There is also a strong and positive statement from an inter-faith group called ISARC – Faith Communities in Action against Poverty. They said: “The Occupy movements are trying to awaken the call for a sustaining life for all. People of faith are invited to respond to the call.”
Visit to Occupy Ottawa
I visited the Occupy Ottawa site at Confederation Park on November 11, a day when the wind was raw and biting. There were about 50 tents and one of them (quite a small tent) was their media centre. There I talked to a young man who was likely in his early 30s. I found him to be both friendly and savvy. He said that he was an economist and I believed him.
I asked what kind of support they are receiving from faith communities in Ottawa. This seemed to perplex him. He said that they would gladly take support from anyone, including people in churches. I asked if people who identified themselves as coming from churches had offered any such support. He said he could not think of any, although many people had provided gifts of food and some of it could have come from church people. He took my name for their email list – I found that they were well organized in that way, with a website and Facebook and Twitter accounts and a sign up sheet for email messages.

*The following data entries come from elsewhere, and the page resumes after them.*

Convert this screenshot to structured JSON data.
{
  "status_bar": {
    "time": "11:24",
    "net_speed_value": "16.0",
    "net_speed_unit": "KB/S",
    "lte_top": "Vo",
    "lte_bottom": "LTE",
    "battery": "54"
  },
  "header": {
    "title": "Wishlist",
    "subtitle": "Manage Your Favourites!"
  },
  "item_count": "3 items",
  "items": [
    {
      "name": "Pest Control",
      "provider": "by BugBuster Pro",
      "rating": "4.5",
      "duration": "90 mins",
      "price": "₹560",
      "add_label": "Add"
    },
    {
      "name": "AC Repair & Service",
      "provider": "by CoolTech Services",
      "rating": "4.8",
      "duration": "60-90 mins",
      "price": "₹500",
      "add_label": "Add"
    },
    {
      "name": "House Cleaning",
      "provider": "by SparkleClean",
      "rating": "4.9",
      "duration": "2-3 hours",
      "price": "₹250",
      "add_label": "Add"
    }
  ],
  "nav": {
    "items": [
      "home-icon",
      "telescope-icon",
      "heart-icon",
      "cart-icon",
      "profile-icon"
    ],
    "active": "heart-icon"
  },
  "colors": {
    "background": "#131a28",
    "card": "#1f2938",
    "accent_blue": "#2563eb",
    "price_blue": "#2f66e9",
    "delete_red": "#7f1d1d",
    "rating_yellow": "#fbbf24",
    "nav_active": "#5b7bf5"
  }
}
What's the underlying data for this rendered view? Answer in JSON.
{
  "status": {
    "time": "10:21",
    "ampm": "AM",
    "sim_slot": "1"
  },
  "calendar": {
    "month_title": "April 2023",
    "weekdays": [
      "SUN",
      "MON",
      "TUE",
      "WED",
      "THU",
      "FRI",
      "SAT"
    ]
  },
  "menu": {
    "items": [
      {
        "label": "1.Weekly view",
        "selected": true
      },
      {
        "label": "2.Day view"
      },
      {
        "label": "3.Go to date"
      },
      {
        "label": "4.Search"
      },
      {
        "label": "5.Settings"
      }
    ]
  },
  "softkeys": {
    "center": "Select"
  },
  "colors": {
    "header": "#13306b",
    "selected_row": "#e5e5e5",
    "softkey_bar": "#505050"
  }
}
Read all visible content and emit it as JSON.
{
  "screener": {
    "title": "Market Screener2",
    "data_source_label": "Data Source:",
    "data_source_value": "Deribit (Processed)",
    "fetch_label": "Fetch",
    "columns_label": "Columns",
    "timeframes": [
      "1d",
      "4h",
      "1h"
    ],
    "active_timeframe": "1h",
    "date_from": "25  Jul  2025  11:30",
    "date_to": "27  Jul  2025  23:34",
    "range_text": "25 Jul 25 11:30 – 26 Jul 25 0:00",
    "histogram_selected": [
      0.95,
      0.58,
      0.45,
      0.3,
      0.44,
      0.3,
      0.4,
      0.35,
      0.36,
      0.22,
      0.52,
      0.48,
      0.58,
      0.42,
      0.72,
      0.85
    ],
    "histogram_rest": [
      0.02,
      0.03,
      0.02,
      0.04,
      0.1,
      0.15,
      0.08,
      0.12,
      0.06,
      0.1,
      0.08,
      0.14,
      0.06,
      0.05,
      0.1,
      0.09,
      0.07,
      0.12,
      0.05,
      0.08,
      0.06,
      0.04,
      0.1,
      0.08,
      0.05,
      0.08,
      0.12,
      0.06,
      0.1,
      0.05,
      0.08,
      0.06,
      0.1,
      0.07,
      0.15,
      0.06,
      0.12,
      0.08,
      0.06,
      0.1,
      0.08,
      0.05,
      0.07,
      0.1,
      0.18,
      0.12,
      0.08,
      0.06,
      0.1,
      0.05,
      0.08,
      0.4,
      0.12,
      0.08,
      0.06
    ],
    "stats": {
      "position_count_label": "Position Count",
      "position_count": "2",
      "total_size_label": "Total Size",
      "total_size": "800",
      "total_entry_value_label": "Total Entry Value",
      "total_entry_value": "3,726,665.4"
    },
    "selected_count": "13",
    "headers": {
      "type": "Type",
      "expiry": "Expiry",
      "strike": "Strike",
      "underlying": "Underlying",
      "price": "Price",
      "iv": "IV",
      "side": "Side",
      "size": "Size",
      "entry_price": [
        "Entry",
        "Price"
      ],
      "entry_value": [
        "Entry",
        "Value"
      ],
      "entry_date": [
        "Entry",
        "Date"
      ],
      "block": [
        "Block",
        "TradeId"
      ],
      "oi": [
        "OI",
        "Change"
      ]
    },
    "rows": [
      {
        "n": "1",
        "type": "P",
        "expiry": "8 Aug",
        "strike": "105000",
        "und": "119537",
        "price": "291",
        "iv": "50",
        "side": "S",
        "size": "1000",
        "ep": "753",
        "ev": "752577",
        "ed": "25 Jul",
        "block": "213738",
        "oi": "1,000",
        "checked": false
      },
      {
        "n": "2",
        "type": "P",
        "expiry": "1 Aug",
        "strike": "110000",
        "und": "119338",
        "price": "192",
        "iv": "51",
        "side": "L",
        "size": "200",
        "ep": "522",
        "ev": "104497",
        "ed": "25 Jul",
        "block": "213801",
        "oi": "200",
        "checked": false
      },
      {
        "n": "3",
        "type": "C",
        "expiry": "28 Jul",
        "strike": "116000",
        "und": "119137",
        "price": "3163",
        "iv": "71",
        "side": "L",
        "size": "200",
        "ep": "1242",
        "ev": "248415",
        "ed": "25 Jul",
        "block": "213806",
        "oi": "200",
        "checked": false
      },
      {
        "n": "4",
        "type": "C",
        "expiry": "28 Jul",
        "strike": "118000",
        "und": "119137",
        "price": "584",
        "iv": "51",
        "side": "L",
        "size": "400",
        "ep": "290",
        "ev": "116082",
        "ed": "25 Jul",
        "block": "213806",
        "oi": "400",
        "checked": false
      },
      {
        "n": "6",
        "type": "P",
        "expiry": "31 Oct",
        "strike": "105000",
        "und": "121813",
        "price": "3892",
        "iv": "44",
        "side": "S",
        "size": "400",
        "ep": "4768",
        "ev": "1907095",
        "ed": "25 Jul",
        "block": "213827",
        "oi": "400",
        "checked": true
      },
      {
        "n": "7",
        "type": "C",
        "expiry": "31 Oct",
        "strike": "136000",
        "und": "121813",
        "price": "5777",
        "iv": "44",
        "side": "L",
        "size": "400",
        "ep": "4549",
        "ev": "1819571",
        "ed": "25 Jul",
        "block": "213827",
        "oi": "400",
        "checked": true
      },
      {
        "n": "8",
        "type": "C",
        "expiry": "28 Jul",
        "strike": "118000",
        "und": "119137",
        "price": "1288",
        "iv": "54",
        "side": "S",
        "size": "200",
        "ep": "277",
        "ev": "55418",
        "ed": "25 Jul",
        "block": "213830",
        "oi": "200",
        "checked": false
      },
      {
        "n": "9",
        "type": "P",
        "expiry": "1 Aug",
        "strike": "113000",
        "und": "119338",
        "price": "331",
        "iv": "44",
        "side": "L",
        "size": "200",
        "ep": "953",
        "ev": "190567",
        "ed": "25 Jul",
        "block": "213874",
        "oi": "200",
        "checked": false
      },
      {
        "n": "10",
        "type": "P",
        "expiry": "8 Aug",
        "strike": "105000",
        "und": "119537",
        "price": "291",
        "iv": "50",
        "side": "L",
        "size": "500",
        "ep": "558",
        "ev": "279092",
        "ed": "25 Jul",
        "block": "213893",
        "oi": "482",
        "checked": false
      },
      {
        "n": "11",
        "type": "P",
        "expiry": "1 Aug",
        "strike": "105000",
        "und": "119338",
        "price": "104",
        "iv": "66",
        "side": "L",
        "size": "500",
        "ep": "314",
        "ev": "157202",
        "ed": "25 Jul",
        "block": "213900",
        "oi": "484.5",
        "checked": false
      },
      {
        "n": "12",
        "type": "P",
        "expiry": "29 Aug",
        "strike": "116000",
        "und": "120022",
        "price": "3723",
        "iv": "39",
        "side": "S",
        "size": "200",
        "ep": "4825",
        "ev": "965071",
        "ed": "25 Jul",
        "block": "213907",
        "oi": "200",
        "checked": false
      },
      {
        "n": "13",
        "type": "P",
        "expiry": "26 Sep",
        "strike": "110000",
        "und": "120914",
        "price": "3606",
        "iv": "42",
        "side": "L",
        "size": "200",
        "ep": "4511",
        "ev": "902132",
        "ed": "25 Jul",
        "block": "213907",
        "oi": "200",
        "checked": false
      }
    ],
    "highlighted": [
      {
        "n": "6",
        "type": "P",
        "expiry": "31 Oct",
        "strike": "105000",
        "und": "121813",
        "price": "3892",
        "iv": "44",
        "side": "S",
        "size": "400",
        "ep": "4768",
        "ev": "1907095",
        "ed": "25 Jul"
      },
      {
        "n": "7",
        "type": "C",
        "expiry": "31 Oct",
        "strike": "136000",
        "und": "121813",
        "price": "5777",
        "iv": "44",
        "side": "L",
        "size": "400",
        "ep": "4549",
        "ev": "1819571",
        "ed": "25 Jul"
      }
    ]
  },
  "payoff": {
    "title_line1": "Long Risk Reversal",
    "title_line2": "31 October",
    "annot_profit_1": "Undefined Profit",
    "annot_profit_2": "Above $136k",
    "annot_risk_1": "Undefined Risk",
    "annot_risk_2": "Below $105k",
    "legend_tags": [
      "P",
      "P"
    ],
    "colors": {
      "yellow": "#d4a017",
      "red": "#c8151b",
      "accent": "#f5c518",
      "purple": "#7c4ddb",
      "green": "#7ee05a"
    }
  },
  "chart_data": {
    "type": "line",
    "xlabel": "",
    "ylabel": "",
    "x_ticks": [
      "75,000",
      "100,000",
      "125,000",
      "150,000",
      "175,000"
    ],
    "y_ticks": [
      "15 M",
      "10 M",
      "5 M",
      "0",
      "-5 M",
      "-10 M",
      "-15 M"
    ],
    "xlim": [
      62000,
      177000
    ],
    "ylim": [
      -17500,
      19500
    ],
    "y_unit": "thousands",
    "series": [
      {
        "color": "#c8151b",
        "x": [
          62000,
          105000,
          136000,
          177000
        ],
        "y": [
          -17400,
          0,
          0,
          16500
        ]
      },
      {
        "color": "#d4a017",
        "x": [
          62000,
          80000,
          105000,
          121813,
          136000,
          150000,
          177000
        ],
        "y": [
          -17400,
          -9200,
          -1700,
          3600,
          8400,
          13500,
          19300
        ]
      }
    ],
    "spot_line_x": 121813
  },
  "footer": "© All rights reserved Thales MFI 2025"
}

As winter and evictions set in, the protesters will have to ask themselves what is next and plan for the future. This hiatus may also provide time for an older generation to sit back and take stock. When sociologist Reginald Bibby spoke to Ontario’s Catholic bishops in October, he said that more people would come back to church “ if they thought there was something in it for them and their families.” He said that people are less interested in following church leaders into political activity. If true, does this also mean that people in churches are no longer prepared to bring a prophetic perspective to injustice? Have older religious progressives run out of gas? Do religious, Biblical or gospel imperatives speak to the contemporary generation of progressives and activists – or do they arrive at their involvements from other perspectives? Are they nourished in ways that are not explicitly religious? Do they, in fact, see religious faith as irrelevant or worse, as an impediment to their efforts?
A long Canadian winter may be a good time to contemplate these questions.